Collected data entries
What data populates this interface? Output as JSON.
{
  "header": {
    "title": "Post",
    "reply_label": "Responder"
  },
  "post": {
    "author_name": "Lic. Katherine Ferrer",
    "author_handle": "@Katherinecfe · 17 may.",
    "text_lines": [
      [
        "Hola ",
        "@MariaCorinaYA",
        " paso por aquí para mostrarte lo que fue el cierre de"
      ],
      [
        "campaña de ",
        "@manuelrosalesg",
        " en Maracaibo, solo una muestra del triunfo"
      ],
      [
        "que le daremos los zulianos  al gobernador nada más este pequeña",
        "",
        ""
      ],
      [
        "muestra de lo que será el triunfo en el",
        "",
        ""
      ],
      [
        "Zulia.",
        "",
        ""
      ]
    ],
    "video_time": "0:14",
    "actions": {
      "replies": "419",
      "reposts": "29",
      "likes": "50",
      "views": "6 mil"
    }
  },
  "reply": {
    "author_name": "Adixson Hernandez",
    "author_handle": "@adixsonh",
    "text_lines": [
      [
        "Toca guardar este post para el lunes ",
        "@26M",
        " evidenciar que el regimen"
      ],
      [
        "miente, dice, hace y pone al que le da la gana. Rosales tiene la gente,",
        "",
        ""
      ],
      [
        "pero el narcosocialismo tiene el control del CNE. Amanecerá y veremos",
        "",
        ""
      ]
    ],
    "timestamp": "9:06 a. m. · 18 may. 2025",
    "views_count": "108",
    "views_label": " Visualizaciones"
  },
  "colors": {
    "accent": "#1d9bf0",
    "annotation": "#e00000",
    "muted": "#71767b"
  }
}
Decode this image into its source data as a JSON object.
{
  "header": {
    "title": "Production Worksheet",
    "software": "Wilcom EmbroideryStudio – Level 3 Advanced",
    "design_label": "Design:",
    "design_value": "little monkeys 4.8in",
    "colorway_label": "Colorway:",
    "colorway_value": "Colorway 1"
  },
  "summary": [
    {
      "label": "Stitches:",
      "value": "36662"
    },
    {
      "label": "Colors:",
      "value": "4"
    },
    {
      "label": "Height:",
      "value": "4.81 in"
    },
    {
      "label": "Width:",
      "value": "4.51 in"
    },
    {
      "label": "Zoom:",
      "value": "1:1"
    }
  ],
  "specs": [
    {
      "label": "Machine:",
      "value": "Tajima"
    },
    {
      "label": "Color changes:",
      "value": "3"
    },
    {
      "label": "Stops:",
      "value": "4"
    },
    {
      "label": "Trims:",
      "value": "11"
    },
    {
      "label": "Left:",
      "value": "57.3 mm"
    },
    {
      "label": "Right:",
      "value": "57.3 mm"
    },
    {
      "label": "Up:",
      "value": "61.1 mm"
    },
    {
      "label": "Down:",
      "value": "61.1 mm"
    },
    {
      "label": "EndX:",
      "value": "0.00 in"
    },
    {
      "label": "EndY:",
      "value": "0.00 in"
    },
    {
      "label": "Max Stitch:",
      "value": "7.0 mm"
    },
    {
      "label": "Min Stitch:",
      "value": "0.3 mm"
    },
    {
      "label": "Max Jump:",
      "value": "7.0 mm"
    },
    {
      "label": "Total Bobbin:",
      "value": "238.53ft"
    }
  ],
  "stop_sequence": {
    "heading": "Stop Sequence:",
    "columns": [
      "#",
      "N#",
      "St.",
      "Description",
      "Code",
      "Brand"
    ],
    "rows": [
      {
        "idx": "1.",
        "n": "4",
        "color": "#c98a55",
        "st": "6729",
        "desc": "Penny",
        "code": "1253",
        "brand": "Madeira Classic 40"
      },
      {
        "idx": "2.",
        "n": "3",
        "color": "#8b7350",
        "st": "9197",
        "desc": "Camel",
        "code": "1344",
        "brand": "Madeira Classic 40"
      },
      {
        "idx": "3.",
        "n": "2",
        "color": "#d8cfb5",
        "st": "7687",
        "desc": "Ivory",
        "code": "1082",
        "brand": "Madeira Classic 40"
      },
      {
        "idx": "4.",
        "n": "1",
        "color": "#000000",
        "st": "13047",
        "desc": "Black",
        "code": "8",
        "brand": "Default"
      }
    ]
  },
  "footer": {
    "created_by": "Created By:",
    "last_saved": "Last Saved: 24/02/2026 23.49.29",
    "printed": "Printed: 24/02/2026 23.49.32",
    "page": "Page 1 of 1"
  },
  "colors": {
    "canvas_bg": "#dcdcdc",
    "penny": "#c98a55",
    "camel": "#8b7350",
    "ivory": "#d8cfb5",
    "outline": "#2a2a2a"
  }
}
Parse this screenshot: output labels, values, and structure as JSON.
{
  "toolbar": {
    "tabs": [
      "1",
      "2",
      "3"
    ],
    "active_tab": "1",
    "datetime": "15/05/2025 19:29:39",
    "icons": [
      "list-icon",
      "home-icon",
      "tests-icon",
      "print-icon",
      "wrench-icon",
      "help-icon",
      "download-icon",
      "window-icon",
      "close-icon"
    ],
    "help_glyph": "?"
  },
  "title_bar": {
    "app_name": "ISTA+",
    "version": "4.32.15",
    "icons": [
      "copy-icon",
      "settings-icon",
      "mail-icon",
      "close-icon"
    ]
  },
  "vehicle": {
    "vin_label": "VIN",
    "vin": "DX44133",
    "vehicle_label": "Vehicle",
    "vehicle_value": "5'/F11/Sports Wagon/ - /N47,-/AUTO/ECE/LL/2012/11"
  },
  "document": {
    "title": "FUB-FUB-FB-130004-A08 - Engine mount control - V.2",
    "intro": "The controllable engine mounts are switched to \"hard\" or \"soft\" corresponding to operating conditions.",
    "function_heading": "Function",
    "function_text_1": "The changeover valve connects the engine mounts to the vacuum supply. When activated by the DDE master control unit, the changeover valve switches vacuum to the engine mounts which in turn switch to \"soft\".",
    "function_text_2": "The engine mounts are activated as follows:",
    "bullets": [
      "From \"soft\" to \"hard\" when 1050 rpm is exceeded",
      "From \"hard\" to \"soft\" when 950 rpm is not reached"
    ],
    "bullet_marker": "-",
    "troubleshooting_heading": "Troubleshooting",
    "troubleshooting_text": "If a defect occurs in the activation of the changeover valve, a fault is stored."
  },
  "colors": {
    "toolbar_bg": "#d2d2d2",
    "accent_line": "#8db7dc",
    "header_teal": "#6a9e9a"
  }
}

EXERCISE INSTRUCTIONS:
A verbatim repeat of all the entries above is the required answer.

RESULT OF THIS EXERCISE:
What data populates this interface? Output as JSON.
{
  "header": {
    "title": "Post",
    "reply_label": "Responder"
  },
  "post": {
    "author_name": "Lic. Katherine Ferrer",
    "author_handle": "@Katherinecfe · 17 may.",
    "text_lines": [
      [
        "Hola ",
        "@MariaCorinaYA",
        " paso por aquí para mostrarte lo que fue el cierre de"
      ],
      [
        "campaña de ",
        "@manuelrosalesg",
        " en Maracaibo, solo una muestra del triunfo"
      ],
      [
        "que le daremos los zulianos  al gobernador nada más este pequeña",
        "",
        ""
      ],
      [
        "muestra de lo que será el triunfo en el",
        "",
        ""
      ],
      [
        "Zulia.",
        "",
        ""
      ]
    ],
    "video_time": "0:14",
    "actions": {
      "replies": "419",
      "reposts": "29",
      "likes": "50",
      "views": "6 mil"
    }
  },
  "reply": {
    "author_name": "Adixson Hernandez",
    "author_handle": "@adixsonh",
    "text_lines": [
      [
        "Toca guardar este post para el lunes ",
        "@26M",
        " evidenciar que el regimen"
      ],
      [
        "miente, dice, hace y pone al que le da la gana. Rosales tiene la gente,",
        "",
        ""
      ],
      [
        "pero el narcosocialismo tiene el control del CNE. Amanecerá y veremos",
        "",
        ""
      ]
    ],
    "timestamp": "9:06 a. m. · 18 may. 2025",
    "views_count": "108",
    "views_label": " Visualizaciones"
  },
  "colors": {
    "accent": "#1d9bf0",
    "annotation": "#e00000",
    "muted": "#71767b"
  }
}
Decode this image into its source data as a JSON object.
{
  "header": {
    "title": "Production Worksheet",
    "software": "Wilcom EmbroideryStudio – Level 3 Advanced",
    "design_label": "Design:",
    "design_value": "little monkeys 4.8in",
    "colorway_label": "Colorway:",
    "colorway_value": "Colorway 1"
  },
  "summary": [
    {
      "label": "Stitches:",
      "value": "36662"
    },
    {
      "label": "Colors:",
      "value": "4"
    },
    {
      "label": "Height:",
      "value": "4.81 in"
    },
    {
      "label": "Width:",
      "value": "4.51 in"
    },
    {
      "label": "Zoom:",
      "value": "1:1"
    }
  ],
  "specs": [
    {
      "label": "Machine:",
      "value": "Tajima"
    },
    {
      "label": "Color changes:",
      "value": "3"
    },
    {
      "label": "Stops:",
      "value": "4"
    },
    {
      "label": "Trims:",
      "value": "11"
    },
    {
      "label": "Left:",
      "value": "57.3 mm"
    },
    {
      "label": "Right:",
      "value": "57.3 mm"
    },
    {
      "label": "Up:",
      "value": "61.1 mm"
    },
    {
      "label": "Down:",
      "value": "61.1 mm"
    },
    {
      "label": "EndX:",
      "value": "0.00 in"
    },
    {
      "label": "EndY:",
      "value": "0.00 in"
    },
    {
      "label": "Max Stitch:",
      "value": "7.0 mm"
    },
    {
      "label": "Min Stitch:",
      "value": "0.3 mm"
    },
    {
      "label": "Max Jump:",
      "value": "7.0 mm"
    },
    {
      "label": "Total Bobbin:",
      "value": "238.53ft"
    }
  ],
  "stop_sequence": {
    "heading": "Stop Sequence:",
    "columns": [
      "#",
      "N#",
      "St.",
      "Description",
      "Code",
      "Brand"
    ],
    "rows": [
      {
        "idx": "1.",
        "n": "4",
        "color": "#c98a55",
        "st": "6729",
        "desc": "Penny",
        "code": "1253",
        "brand": "Madeira Classic 40"
      },
      {
        "idx": "2.",
        "n": "3",
        "color": "#8b7350",
        "st": "9197",
        "desc": "Camel",
        "code": "1344",
        "brand": "Madeira Classic 40"
      },
      {
        "idx": "3.",
        "n": "2",
        "color": "#d8cfb5",
        "st": "7687",
        "desc": "Ivory",
        "code": "1082",
        "brand": "Madeira Classic 40"
      },
      {
        "idx": "4.",
        "n": "1",
        "color": "#000000",
        "st": "13047",
        "desc": "Black",
        "code": "8",
        "brand": "Default"
      }
    ]
  },
  "footer": {
    "created_by": "Created By:",
    "last_saved": "Last Saved: 24/02/2026 23.49.29",
    "printed": "Printed: 24/02/2026 23.49.32",
    "page": "Page 1 of 1"
  },
  "colors": {
    "canvas_bg": "#dcdcdc",
    "penny": "#c98a55",
    "camel": "#8b7350",
    "ivory": "#d8cfb5",
    "outline": "#2a2a2a"
  }
}
Parse this screenshot: output labels, values, and structure as JSON.
{
  "toolbar": {
    "tabs": [
      "1",
      "2",
      "3"
    ],
    "active_tab": "1",
    "datetime": "15/05/2025 19:29:39",
    "icons": [
      "list-icon",
      "home-icon",
      "tests-icon",
      "print-icon",
      "wrench-icon",
      "help-icon",
      "download-icon",
      "window-icon",
      "close-icon"
    ],
    "help_glyph": "?"
  },
  "title_bar": {
    "app_name": "ISTA+",
    "version": "4.32.15",
    "icons": [
      "copy-icon",
      "settings-icon",
      "mail-icon",
      "close-icon"
    ]
  },
  "vehicle": {
    "vin_label": "VIN",
    "vin": "DX44133",
    "vehicle_label": "Vehicle",
    "vehicle_value": "5'/F11/Sports Wagon/ - /N47,-/AUTO/ECE/LL/2012/11"
  },
  "document": {
    "title": "FUB-FUB-FB-130004-A08 - Engine mount control - V.2",
    "intro": "The controllable engine mounts are switched to \"hard\" or \"soft\" corresponding to operating conditions.",
    "function_heading": "Function",
    "function_text_1": "The changeover valve connects the engine mounts to the vacuum supply. When activated by the DDE master control unit, the changeover valve switches vacuum to the engine mounts which in turn switch to \"soft\".",
    "function_text_2": "The engine mounts are activated as follows:",
    "bullets": [
      "From \"soft\" to \"hard\" when 1050 rpm is exceeded",
      "From \"hard\" to \"soft\" when 950 rpm is not reached"
    ],
    "bullet_marker": "-",
    "troubleshooting_heading": "Troubleshooting",
    "troubleshooting_text": "If a defect occurs in the activation of the changeover valve, a fault is stored."
  },
  "colors": {
    "toolbar_bg": "#d2d2d2",
    "accent_line": "#8db7dc",
    "header_teal": "#6a9e9a"
  }
}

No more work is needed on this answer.